I will be live tweeting the conversation tomorrow (Monday) from 10:10 to 11:00 am EST. If you’re familiar with the book or Weinberger’s work please join us. And if you aren’t please join us anyway! You can follow along and send questions and thoughts to #Openlearning17 and #Faccollab.
Followers of #gedivt — I will try to flag you all as well, but the best bet would be to check #OpenLearning17
Twitter Handles: Data in Social Context: @DiSCVT ;David Weinberger: @dweinberger ; Tom Ewing: @EThomasEwing
My what a couple of weeks it’s been….So much anticipation, trepidation, incredulity, outrage, sorrow….resolve…

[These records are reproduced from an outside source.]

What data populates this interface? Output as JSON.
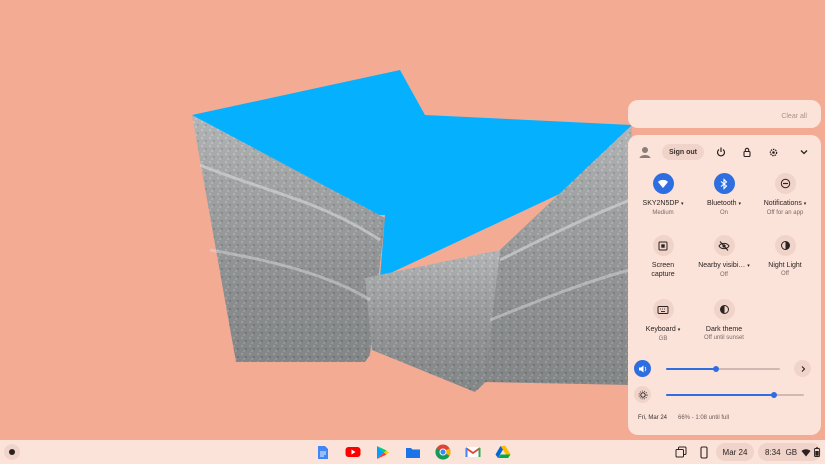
{
  "notifications": {
    "clear_all": "Clear all"
  },
  "quick_settings": {
    "sign_out": "Sign out",
    "header_icons": [
      "power-icon",
      "lock-icon",
      "gear-icon",
      "chevron-down-icon"
    ],
    "tiles": [
      {
        "label": "SKY2N5DP",
        "caret": "▾",
        "sub": "Medium",
        "icon": "wifi-icon",
        "on": true
      },
      {
        "label": "Bluetooth",
        "caret": "▾",
        "sub": "On",
        "icon": "bluetooth-icon",
        "on": true
      },
      {
        "label": "Notifications",
        "caret": "▾",
        "sub": "Off for an app",
        "icon": "do-not-disturb-icon",
        "on": false
      },
      {
        "label": "Screen capture",
        "sub": "",
        "icon": "screen-capture-icon",
        "on": false
      },
      {
        "label": "Nearby visibi…",
        "caret": "▾",
        "sub": "Off",
        "icon": "visibility-off-icon",
        "on": false
      },
      {
        "label": "Night Light",
        "sub": "Off",
        "icon": "night-light-icon",
        "on": false
      },
      {
        "label": "Keyboard",
        "caret": "▾",
        "sub": "GB",
        "icon": "keyboard-icon",
        "on": false
      },
      {
        "label": "Dark theme",
        "sub": "Off until sunset",
        "icon": "dark-theme-icon",
        "on": false
      }
    ],
    "volume_level": 0.44,
    "brightness_level": 0.78,
    "date": "Fri, Mar 24",
    "battery": "66% - 1:08 until full"
  },
  "shelf": {
    "apps": [
      "docs-icon",
      "youtube-icon",
      "play-store-icon",
      "files-icon",
      "chrome-icon",
      "gmail-icon",
      "drive-icon"
    ],
    "date": "Mar 24",
    "time": "8:34",
    "ime": "GB"
  },
  "colors": {
    "accent": "#2f6ee0",
    "wallpaper": "#f4ab94",
    "panel": "#fbe3da",
    "sky": "#05b1ff"
  }
}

No, I’m not talking about #OpenLearning17. The course launch last week provided a wonderfully affirming forum for engaging with the forces of enlightenment. Laura Gogia’s masterful facilitation of a Twitter Journal Club (#TJC17) on Friday brought folks together around a close reading of Jeffrey Pomerantz’ and Robin Peek’s Fifty Shades of Open, and through Twitter magic and generosity Jeffrey Pomerantz was able to participate in the discussion. Some of us even carried the conversation further by annotating it on Hypothes.is . And because the #TJC17was open and coincided with the annual AAC&U conference in San Francisco, conference participants could join the fun and those of us who were not physically in attendance could share in some of the buzz generated by the big gathering.
Yesterday Steve Greenlaw ( @stevegreenla ) asked me why a “typical faculty member” who teaches and pursues their own research might get involved in Open Education. His question was a tad disingenuous, of course. We know that the “typical” faculty member is as much a fiction as the typical student. But his invitation to explain why I continue to explore and embrace various modalities of open learning is one I am happy to accept.